▶ [WHAT YOU WILL DO]:
Would you go through the records below and copy each line with the string "USDT"?

▶ [LISTED RECORDS]:
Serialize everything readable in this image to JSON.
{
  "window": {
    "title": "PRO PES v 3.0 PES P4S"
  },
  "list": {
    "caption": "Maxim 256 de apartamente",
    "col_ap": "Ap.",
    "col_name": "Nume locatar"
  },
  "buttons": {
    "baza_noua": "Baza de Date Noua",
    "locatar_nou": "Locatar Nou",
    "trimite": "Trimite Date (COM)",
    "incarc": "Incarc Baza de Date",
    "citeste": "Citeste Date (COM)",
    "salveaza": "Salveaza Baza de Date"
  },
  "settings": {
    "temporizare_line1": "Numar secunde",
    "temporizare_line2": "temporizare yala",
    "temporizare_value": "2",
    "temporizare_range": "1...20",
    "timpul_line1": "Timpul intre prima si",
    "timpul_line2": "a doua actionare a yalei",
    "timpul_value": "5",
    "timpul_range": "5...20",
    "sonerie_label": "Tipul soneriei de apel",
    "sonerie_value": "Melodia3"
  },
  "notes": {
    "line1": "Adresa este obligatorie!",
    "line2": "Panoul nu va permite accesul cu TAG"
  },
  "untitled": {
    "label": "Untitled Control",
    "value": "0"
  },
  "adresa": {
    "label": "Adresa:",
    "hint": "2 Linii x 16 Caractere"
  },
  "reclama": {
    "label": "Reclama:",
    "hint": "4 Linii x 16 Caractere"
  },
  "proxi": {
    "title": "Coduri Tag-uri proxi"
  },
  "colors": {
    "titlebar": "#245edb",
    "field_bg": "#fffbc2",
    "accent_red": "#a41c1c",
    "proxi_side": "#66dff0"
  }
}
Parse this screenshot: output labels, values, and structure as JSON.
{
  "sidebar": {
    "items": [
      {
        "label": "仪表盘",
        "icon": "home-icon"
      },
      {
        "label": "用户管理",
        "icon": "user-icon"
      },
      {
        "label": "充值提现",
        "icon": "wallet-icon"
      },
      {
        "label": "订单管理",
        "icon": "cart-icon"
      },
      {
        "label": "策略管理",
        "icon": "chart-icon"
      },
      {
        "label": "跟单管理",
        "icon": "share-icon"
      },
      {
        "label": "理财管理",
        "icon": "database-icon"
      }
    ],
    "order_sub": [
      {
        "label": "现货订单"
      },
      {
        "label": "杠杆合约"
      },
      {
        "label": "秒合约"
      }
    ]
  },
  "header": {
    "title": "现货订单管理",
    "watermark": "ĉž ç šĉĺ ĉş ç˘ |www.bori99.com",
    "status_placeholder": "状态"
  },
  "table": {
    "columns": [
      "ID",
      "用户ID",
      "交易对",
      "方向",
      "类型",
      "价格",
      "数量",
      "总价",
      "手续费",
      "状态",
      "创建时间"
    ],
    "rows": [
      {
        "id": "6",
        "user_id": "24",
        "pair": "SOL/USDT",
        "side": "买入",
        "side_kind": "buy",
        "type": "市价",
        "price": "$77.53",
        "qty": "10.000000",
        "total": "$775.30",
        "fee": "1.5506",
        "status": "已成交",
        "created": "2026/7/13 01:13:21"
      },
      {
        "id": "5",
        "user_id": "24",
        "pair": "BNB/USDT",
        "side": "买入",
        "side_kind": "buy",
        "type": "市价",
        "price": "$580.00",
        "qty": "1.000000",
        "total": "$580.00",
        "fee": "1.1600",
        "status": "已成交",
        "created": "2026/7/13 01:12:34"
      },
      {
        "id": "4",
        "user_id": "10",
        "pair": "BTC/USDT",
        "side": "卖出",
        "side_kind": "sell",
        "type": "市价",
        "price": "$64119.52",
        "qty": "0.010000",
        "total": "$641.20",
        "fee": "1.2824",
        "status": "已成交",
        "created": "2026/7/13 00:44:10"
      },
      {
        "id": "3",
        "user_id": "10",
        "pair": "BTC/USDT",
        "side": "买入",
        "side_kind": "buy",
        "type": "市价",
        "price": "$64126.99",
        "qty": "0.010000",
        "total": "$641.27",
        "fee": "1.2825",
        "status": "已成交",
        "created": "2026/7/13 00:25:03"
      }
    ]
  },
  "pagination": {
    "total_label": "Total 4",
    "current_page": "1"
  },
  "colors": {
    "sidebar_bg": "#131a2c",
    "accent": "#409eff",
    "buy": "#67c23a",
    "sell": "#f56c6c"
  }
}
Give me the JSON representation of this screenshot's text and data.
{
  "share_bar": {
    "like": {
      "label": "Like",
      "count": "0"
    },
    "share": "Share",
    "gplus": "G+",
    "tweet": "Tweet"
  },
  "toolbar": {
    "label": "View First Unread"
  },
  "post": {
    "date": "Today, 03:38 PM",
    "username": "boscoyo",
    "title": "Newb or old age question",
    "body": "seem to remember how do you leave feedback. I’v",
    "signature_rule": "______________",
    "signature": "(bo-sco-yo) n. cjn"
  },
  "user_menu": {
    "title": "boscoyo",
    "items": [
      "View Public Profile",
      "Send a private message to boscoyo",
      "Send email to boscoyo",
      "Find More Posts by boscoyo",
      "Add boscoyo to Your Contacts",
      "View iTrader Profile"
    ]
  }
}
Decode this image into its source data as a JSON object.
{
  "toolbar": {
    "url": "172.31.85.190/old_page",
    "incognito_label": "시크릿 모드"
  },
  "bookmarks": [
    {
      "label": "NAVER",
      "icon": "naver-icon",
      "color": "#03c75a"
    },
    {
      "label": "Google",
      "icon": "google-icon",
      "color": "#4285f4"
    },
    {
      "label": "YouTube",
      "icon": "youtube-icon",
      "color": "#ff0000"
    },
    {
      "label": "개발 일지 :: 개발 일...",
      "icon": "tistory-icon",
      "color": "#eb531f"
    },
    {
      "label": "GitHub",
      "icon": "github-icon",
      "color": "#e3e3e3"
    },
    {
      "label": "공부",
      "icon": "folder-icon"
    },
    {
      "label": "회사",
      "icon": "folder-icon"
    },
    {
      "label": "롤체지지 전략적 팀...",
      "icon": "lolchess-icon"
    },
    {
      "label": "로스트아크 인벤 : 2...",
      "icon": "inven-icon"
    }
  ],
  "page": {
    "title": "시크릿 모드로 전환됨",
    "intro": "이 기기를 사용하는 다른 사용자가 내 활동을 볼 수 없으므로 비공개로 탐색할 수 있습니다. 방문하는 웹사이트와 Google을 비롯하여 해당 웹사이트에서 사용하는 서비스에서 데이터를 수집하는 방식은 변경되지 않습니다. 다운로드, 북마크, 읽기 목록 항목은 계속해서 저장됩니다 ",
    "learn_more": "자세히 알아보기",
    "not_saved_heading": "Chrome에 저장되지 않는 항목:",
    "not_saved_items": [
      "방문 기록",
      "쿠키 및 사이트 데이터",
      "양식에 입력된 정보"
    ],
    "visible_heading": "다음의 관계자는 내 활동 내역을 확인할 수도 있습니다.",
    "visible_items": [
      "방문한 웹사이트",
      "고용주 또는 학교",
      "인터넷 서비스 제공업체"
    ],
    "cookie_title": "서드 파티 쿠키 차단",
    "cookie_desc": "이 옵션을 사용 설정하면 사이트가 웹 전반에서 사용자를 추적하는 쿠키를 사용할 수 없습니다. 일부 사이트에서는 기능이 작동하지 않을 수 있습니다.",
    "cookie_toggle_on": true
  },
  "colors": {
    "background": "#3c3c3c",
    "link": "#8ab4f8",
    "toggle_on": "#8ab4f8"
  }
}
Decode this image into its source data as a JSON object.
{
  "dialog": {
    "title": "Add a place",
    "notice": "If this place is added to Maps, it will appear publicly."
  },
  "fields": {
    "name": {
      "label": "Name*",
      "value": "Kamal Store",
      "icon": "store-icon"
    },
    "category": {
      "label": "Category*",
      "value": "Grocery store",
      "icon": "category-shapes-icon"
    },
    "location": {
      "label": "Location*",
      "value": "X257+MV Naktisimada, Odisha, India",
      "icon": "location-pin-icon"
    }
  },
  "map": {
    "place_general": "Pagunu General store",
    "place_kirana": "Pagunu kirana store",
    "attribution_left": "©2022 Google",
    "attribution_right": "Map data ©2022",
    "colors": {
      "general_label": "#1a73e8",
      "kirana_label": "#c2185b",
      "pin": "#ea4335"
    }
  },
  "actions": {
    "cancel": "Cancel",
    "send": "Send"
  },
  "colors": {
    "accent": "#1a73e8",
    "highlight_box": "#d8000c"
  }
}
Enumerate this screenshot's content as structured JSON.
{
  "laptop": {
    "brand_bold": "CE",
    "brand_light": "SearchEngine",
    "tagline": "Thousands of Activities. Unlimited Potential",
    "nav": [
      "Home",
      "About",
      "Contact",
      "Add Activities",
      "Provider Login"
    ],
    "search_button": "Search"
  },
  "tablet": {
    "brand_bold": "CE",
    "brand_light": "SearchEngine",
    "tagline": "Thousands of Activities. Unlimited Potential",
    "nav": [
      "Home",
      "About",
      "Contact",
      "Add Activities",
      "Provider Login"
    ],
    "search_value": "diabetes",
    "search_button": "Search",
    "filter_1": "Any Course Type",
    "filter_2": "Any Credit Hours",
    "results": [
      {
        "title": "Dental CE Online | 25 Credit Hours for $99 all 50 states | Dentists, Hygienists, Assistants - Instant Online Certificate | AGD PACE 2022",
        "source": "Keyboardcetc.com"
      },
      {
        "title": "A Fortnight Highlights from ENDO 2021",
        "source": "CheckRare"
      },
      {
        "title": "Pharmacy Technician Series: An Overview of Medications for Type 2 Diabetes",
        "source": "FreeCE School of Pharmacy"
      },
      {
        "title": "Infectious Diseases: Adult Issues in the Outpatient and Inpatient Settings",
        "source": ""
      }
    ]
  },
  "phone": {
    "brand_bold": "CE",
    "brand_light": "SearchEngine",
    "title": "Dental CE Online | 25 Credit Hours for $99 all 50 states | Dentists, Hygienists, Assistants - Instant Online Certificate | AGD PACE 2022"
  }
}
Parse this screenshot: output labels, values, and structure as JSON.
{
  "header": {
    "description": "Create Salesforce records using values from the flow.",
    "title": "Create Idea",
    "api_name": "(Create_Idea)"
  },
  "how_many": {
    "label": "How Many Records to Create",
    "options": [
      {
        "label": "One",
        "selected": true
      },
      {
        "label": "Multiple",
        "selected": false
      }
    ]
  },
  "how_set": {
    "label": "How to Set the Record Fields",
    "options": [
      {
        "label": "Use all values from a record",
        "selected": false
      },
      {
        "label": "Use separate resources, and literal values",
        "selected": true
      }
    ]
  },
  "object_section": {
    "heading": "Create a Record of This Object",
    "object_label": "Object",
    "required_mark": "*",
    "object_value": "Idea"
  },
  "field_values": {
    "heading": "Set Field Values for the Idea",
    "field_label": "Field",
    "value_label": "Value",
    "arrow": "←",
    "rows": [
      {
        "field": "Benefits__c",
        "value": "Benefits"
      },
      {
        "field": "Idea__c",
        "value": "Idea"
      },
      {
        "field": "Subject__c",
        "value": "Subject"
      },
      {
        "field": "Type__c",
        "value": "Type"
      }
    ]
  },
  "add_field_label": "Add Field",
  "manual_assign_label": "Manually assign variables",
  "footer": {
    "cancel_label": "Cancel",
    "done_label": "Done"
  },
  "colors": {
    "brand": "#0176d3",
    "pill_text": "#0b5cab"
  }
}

▶ [TASK SOLUTION]:
        "pair": "SOL/USDT",
        "pair": "BNB/USDT",
        "pair": "BTC/USDT",
        "pair": "BTC/USDT",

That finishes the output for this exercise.